I have a couple of quick negatives that haven't fit in any of the categories above. Not all games ("active content") work on the Touch that worked on the Keyboard. If this is a dealbreaker for you, check your games' detail pages to see the "Available on these devices" text that has an arrow you can hover over to list the supported Kindles. I'm hoping that publishers can modify their games to work on the Touch, but I haven't seen official word on this. If someone has an answer on this, please leave a comment because I'm curious. Additionally, when upgrading to a new Kindle you have to download all your items one-by-one and re-create your collections. That's super annoying. Hopefully, the Kindle folks will fix this in the future since they already made a change to back up your personal documents to the cloud just before the announcement of the new Kindles, which makes downloading those to new devices easier, at least. (By the way, there's a sale until Jan 2 where top selling games are $1, several of which are Touch compatible - I'm not big on the Kindle games, but some of them are rather entertaining)

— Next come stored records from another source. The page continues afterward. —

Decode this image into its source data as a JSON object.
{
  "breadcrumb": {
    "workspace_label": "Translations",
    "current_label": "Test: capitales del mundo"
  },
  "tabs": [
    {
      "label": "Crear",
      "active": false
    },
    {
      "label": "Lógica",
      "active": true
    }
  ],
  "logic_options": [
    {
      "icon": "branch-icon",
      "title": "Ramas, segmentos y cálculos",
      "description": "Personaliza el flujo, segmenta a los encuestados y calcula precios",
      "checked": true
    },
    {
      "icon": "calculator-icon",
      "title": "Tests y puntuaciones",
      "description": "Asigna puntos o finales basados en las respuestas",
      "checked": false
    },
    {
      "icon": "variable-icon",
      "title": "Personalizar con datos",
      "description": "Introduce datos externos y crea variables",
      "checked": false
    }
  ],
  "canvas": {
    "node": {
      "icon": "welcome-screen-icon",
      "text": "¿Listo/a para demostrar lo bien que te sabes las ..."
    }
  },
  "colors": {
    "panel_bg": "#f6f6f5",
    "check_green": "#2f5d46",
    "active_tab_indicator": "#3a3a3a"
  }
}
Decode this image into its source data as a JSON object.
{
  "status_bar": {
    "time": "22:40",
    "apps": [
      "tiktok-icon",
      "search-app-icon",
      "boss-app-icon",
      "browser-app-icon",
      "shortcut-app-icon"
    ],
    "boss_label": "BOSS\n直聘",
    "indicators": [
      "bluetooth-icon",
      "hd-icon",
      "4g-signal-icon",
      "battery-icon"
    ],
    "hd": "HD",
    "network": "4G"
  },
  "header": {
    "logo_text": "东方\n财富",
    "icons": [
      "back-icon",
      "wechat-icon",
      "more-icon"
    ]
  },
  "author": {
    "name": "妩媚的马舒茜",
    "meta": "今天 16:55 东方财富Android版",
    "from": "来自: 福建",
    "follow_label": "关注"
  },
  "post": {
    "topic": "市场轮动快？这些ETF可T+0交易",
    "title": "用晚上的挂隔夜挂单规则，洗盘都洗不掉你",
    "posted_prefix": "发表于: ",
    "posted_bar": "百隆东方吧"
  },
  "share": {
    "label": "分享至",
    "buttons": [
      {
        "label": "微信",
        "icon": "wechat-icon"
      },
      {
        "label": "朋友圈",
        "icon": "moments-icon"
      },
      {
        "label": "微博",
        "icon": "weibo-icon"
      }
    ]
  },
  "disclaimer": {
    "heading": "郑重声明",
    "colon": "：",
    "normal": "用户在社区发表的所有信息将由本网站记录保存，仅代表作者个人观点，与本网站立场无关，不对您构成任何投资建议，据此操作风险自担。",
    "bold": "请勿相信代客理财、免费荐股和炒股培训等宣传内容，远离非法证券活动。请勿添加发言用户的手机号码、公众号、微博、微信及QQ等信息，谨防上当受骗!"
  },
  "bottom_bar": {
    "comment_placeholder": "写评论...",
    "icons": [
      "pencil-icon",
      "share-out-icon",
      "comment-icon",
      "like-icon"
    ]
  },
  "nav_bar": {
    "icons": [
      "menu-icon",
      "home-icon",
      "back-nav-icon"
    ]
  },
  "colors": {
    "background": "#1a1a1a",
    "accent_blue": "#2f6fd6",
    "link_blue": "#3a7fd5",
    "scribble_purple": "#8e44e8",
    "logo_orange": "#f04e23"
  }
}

Alright, I've said enough - time for a verdict. Should you get a Kindle Touch? If you don't have a Kindle Keyboard, it's a no-brainer, in my opinion, that you should. If you have an older Kindle, you're due for an upgrade anyhow. If you don't have one, then you should embrace e-Ink. If you're really scared, pick up the cheapest Kindle and try it out - I really don't think you'll be disappointed. I've played with that one and while I prefer Touch, it's still an improvement over the Kindle Keyboard (though it doesn't have X-ray or speech-to-text). The ads aren't very intrusive and you can easily pay later to turn them off if you hate them so that it'd end up being the price of the ad-free version. If you have a Kindle Keyboard, it's really a judgement call. Are you sick of the d-pad? Do you want one of the new leather cases where the Kindle fits nicely rather than having to fit it into two hooks? Do you want a smaller device? Do you wish reading PDFs was easier? If these things really bother you, like they did for me, go for it. I think for many people, the answer will be no. In fact, I'd recommend for gadgets with annual releases to buy every other iteration. It's the holiday season though so you may consider gifting your Kindle Keyboard (de-registering and wiping is easy) and upgrading to the Touch. I don't at all regret my decision - the more I use it the more I love it. Opinions out there are somewhat mixed, but seem to be leaning positive. Feel free to go to a Staples, Best Buy, etc. and try it out for yourself. I really feel like they kept all the stuff about the Kindle Keyboard that was great (like the ease of use, display, form factor, battery life, etc) and evolved in fixing some of the key misses with the user experience. While I still think there's some touch ups that can be left for future iterations, I'm really happy with the direction that it has moved in.

Addendum: I spoke to a Kindle rep about my frustrations with regard to active content and I was told that Amazon is actually working with publishers to make their games Touch compatible. You won't need to re-buy your games for the Touch (unless you're using the games on 6 Kindles already), they'll just get fixed to work and you'll be able to download them from your archived items.

Addendum #2 (5/10/2012): The latest over-the-air software update adds support for text-to-speech, landscape mode, and some other nifty additions like a modal dialog for the table of contents of a book and translation of words to a few different languages.